• _Work item_
The reply should consist of every entry, repeated exactly.

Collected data
☆ ☆ ☆ ☆ ☆ ☆ ☆
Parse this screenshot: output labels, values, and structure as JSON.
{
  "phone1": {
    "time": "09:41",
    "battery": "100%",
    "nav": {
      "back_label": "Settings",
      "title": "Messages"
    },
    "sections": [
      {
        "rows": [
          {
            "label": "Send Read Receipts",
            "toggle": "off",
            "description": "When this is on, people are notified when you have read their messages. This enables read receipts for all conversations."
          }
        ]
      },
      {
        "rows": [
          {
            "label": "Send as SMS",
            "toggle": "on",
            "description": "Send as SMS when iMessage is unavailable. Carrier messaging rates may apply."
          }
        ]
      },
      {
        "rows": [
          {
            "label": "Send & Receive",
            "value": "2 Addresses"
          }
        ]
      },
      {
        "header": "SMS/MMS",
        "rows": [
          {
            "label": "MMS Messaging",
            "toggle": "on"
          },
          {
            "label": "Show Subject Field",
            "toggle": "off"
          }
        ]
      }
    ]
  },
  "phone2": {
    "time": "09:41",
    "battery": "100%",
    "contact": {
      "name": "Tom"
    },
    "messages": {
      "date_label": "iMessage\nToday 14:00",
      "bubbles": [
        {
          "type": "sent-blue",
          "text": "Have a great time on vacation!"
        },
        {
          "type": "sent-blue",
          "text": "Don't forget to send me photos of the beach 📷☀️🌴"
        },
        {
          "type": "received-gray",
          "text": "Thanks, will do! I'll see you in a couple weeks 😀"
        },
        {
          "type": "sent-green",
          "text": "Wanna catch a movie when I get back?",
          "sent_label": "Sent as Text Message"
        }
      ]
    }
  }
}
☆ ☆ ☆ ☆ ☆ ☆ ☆
• _Exercise response_
Parse this screenshot: output labels, values, and structure as JSON.
{
  "phone1": {
    "time": "09:41",
    "battery": "100%",
    "nav": {
      "back_label": "Settings",
      "title": "Messages"
    },
    "sections": [
      {
        "rows": [
          {
            "label": "Send Read Receipts",
            "toggle": "off",
            "description": "When this is on, people are notified when you have read their messages. This enables read receipts for all conversations."
          }
        ]
      },
      {
        "rows": [
          {
            "label": "Send as SMS",
            "toggle": "on",
            "description": "Send as SMS when iMessage is unavailable. Carrier messaging rates may apply."
          }
        ]
      },
      {
        "rows": [
          {
            "label": "Send & Receive",
            "value": "2 Addresses"
          }
        ]
      },
      {
        "header": "SMS/MMS",
        "rows": [
          {
            "label": "MMS Messaging",
            "toggle": "on"
          },
          {
            "label": "Show Subject Field",
            "toggle": "off"
          }
        ]
      }
    ]
  },
  "phone2": {
    "time": "09:41",
    "battery": "100%",
    "contact": {
      "name": "Tom"
    },
    "messages": {
      "date_label": "iMessage\nToday 14:00",
      "bubbles": [
        {
          "type": "sent-blue",
          "text": "Have a great time on vacation!"
        },
        {
          "type": "sent-blue",
          "text": "Don't forget to send me photos of the beach 📷☀️🌴"
        },
        {
          "type": "received-gray",
          "text": "Thanks, will do! I'll see you in a couple weeks 😀"
        },
        {
          "type": "sent-green",
          "text": "Wanna catch a movie when I get back?",
          "sent_label": "Sent as Text Message"
        }
      ]
    }
  }
}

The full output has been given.